Steve Jobs was born in 1956, the adopted son of Paul and Clara Jobs. The Jobs family lived in Mountain View, California, in an area now popularly called Silicon Valley. As a teenager, Jobs met Stephen Wozniak, an electronics genius; the two worked together on various electronics projects. After college, Wozniak joined Hewlett Packard and began work on a computer with a microprocessor, the prototype for the personal computer. Jobs suggested that the pair market a computer based on the microprocessor work and name their business and the computer “Apple.” The business started first in Wozniak’s apartment and then was based in Paul and Clara Jobs’s garage.
On January 3, 1977, Apple Computer Company was formed. Michael Scott, who had worked for National Semiconductor, was named president of Apple. Work was begun to market the Apple II. The company was moved from the Jobses’ garage to a building in Cupertino, California. The market was expanded to include not only hobbyists but also professional and home users. In 1980, Apple’s revenues were $117.9 million. A major problem, however, was the scarcity of software for the Apple II and misleading advertisements promising many programs that were not yet actually available.
A turning point for Apple and the industry was in 1981, when IBM entered the market. IBM produced a computer with software and add-on features. Apple began losing its industry leadership and market share. As a result, Scott was removed as president, and John C. Sculley, former president of Pepsi-Cola, was appointed in 1983. To deal with the crisis, Sculley cut twelve hundred jobs and revamped market strategy. A rift developed between Sculley and Jobs, and Jobs was fired as general manager of the Macintosh division in 1985.
Jobs announced his intention of founding a new company called Next and taking several Apple employees with him. It soon became apparent that Next would be competing with Apple, and Jobs was fired from Apple’s board of directors and a suit was filed against him.
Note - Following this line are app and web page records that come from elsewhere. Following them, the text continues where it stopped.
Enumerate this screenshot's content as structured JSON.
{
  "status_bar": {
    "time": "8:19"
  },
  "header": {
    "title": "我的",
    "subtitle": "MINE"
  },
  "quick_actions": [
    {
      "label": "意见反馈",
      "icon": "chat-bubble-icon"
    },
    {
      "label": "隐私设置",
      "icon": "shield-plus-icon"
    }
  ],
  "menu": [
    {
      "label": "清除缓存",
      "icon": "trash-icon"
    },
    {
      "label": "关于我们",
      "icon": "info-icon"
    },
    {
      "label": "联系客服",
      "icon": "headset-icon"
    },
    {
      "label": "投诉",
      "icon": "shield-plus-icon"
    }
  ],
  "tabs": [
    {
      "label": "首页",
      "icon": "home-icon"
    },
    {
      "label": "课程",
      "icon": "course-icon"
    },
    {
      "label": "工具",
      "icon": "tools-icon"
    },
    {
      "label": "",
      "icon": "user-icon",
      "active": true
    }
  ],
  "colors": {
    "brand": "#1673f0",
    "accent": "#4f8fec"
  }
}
ACCIDENTAL MILLIONAIRE is an intriguing look at the corporate world, the personal computer industry, and the people involved.